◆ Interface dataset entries
------------------------

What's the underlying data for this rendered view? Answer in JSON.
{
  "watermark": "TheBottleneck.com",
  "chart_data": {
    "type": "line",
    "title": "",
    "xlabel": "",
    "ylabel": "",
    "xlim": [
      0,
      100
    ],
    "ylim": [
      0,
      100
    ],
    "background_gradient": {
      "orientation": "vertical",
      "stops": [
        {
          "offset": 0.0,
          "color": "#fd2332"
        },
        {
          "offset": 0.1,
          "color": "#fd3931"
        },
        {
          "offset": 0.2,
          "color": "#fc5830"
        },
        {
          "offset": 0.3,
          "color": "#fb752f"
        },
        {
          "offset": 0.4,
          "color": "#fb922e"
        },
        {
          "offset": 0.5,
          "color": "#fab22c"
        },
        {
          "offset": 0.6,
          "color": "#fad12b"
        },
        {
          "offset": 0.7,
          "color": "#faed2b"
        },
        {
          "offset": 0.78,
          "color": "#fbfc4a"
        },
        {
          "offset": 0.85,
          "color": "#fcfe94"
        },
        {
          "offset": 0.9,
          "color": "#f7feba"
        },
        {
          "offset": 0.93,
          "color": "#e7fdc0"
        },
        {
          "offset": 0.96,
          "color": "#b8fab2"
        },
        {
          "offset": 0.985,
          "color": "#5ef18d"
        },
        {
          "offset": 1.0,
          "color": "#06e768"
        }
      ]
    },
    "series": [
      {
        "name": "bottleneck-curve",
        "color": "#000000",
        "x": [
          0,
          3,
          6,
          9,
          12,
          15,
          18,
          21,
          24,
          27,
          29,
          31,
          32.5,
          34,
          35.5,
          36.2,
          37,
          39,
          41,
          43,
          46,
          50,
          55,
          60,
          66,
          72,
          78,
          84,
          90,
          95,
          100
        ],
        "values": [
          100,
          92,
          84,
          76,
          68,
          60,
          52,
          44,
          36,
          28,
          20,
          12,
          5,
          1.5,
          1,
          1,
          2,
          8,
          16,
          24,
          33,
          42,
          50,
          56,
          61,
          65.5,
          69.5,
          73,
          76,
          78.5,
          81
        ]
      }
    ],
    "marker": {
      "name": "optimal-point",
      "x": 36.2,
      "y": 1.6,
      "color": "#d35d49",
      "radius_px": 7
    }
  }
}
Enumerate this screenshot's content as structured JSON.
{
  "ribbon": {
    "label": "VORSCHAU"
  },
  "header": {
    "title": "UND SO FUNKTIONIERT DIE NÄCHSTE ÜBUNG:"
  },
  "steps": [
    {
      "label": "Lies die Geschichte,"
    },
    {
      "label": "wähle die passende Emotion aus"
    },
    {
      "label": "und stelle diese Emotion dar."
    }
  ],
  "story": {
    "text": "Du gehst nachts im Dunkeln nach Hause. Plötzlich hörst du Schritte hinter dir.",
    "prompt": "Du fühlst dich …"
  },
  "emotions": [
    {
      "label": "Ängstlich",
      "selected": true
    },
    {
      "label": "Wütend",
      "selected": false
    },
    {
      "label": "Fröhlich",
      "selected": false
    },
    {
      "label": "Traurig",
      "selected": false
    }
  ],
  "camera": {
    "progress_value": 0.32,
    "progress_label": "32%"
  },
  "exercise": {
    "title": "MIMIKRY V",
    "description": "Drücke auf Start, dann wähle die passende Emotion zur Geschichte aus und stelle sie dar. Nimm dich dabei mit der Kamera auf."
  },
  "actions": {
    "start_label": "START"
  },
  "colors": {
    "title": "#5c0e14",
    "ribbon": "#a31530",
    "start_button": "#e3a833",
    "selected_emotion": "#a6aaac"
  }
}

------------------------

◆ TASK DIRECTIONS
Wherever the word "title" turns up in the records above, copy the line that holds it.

◆ SOLUTION FOR THIS PROBLEM
    "title": "",
    "title": "UND SO FUNKTIONIERT DIE NÄCHSTE ÜBUNG:"
    "title": "MIMIKRY V",
    "title": "#5c0e14",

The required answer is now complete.